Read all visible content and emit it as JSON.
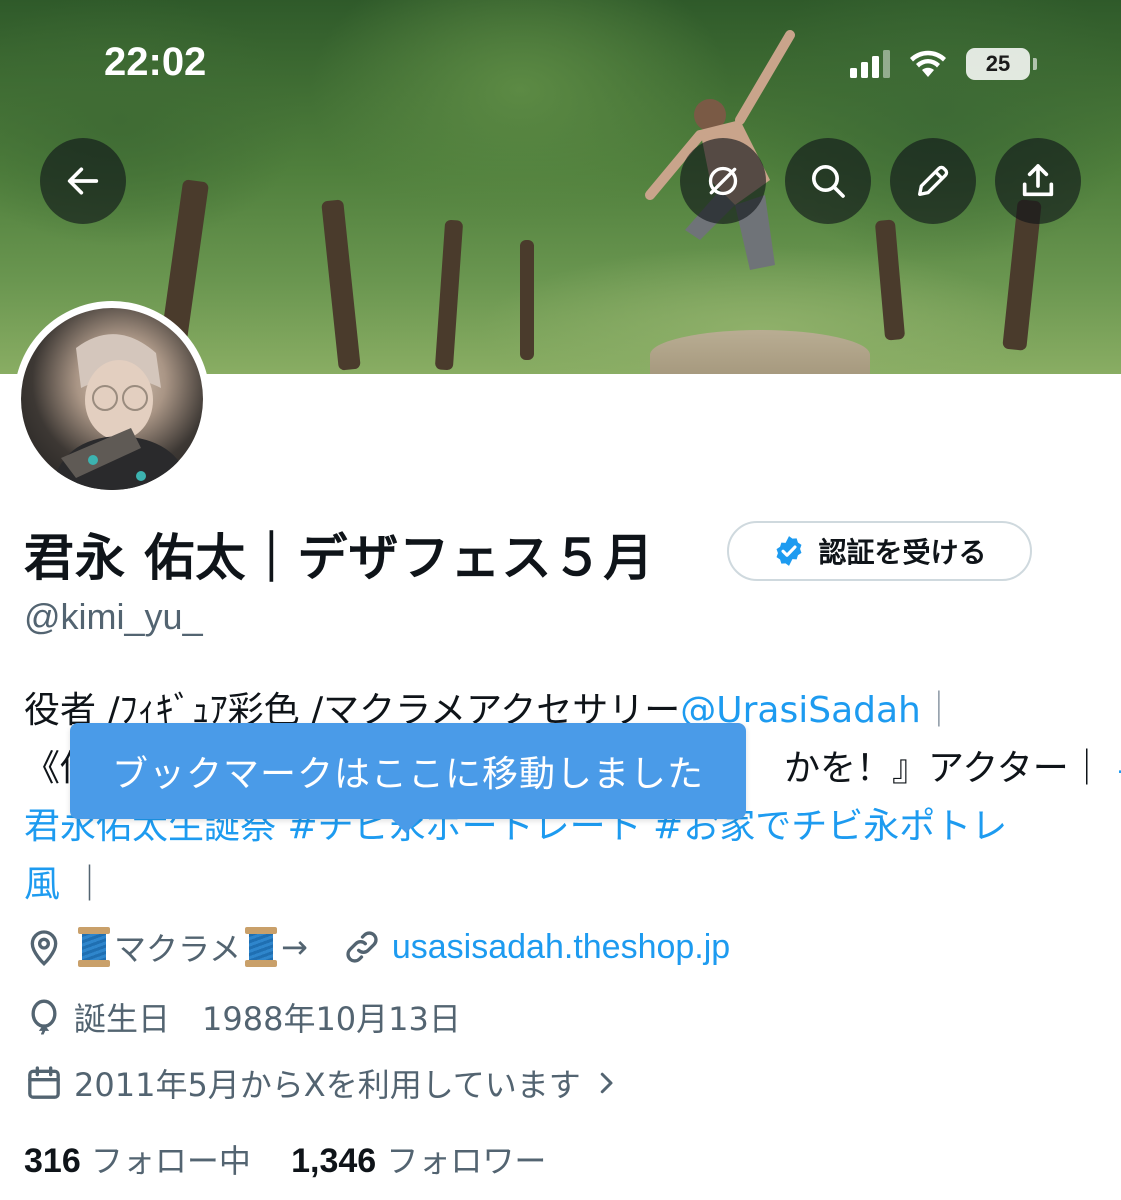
{
  "status_bar": {
    "time": "22:02",
    "battery": "25"
  },
  "header": {
    "back_icon": "arrow-left-icon",
    "actions": [
      "no-translate-icon",
      "search-icon",
      "pencil-icon",
      "share-icon"
    ]
  },
  "profile": {
    "display_name": "君永 佑太｜デザフェス５月",
    "handle": "@kimi_yu_",
    "verify_button": "認証を受ける",
    "bio": {
      "line1_text": "役者 /ﾌｨｷﾞｭｱ彩色 /マクラメアクセサリー",
      "line1_link": "@UrasiSadah",
      "line1_end": "｜",
      "line2_start": "《他",
      "line2_end": "かを！』アクター｜",
      "line2_hashtag": "#",
      "line3_hashtags": "君永佑太生誕祭 #チビ永ポートレート #お家でチビ永ポトレ",
      "line4_hashtag": "風",
      "line4_end": "｜"
    },
    "location": {
      "before": "マクラメ",
      "after": "→"
    },
    "website": "usasisadah.theshop.jp",
    "birthday": "誕生日　1988年10月13日",
    "joined": "2011年5月からXを利用しています",
    "following_count": "316",
    "following_label": "フォロー中",
    "followers_count": "1,346",
    "followers_label": "フォロワー"
  },
  "toast": {
    "message": "ブックマークはここに移動しました"
  },
  "colors": {
    "accent": "#1d9bf0",
    "toast": "#4a9be8",
    "muted": "#536471"
  }
}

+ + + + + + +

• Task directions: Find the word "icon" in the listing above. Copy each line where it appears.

• Finished task:
    "back_icon": "arrow-left-icon",
      "no-translate-icon",
      "search-icon",
      "pencil-icon",
      "share-icon"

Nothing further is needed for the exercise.